§ **What the task asks**
Reproduce all of the data below without alteration; exclude every picture.

☆ ☆ ☆ ☆

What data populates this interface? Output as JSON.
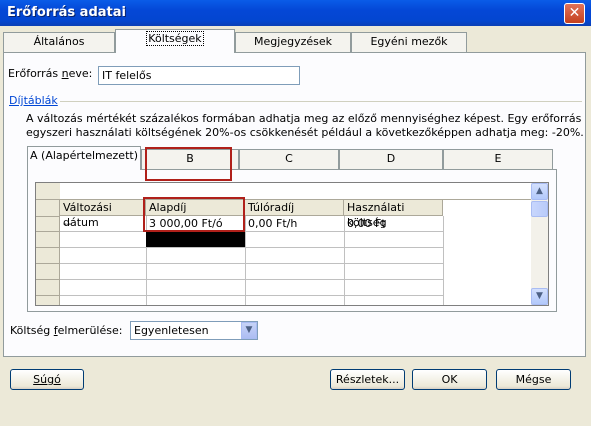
{
  "window": {
    "title": "Erőforrás adatai",
    "close_glyph": "✕"
  },
  "tabs": [
    {
      "label": "Általános"
    },
    {
      "label": "Költségek"
    },
    {
      "label": "Megjegyzések"
    },
    {
      "label": "Egyéni mezők"
    }
  ],
  "resource_name": {
    "label": "Erőforrás neve:",
    "value": "IT felelős"
  },
  "rate_tables": {
    "heading": "Díjtáblák",
    "description_line1": "A változás mértékét százalékos formában adhatja meg az előző mennyiséghez képest. Egy erőforrás",
    "description_line2": "egyszeri használati költségének 20%-os csökkenését például a következőképpen adhatja meg: -20%.",
    "tabs": [
      {
        "label": "A (Alapértelmezett)"
      },
      {
        "label": "B"
      },
      {
        "label": "C"
      },
      {
        "label": "D"
      },
      {
        "label": "E"
      }
    ],
    "columns": [
      "Változási dátum",
      "Alapdíj",
      "Túlóradíj",
      "Használati költség"
    ],
    "rows": [
      {
        "date": "--",
        "standard_rate": "3 000,00 Ft/ó",
        "overtime_rate": "0,00 Ft/h",
        "per_use_cost": "0,00 Ft"
      }
    ]
  },
  "cost_accrual": {
    "label": "Költség felmerülése:",
    "value": "Egyenletesen"
  },
  "buttons": {
    "help": "Súgó",
    "details": "Részletek...",
    "ok": "OK",
    "cancel": "Mégse"
  },
  "icons": {
    "scroll_up": "▲",
    "scroll_down": "▼",
    "dropdown": "▼"
  }
}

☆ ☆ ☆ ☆

§ **Result for this exercise**
What data populates this interface? Output as JSON.
{
  "window": {
    "title": "Erőforrás adatai",
    "close_glyph": "✕"
  },
  "tabs": [
    {
      "label": "Általános"
    },
    {
      "label": "Költségek"
    },
    {
      "label": "Megjegyzések"
    },
    {
      "label": "Egyéni mezők"
    }
  ],
  "resource_name": {
    "label": "Erőforrás neve:",
    "value": "IT felelős"
  },
  "rate_tables": {
    "heading": "Díjtáblák",
    "description_line1": "A változás mértékét százalékos formában adhatja meg az előző mennyiséghez képest. Egy erőforrás",
    "description_line2": "egyszeri használati költségének 20%-os csökkenését például a következőképpen adhatja meg: -20%.",
    "tabs": [
      {
        "label": "A (Alapértelmezett)"
      },
      {
        "label": "B"
      },
      {
        "label": "C"
      },
      {
        "label": "D"
      },
      {
        "label": "E"
      }
    ],
    "columns": [
      "Változási dátum",
      "Alapdíj",
      "Túlóradíj",
      "Használati költség"
    ],
    "rows": [
      {
        "date": "--",
        "standard_rate": "3 000,00 Ft/ó",
        "overtime_rate": "0,00 Ft/h",
        "per_use_cost": "0,00 Ft"
      }
    ]
  },
  "cost_accrual": {
    "label": "Költség felmerülése:",
    "value": "Egyenletesen"
  },
  "buttons": {
    "help": "Súgó",
    "details": "Részletek...",
    "ok": "OK",
    "cancel": "Mégse"
  },
  "icons": {
    "scroll_up": "▲",
    "scroll_down": "▼",
    "dropdown": "▼"
  }
}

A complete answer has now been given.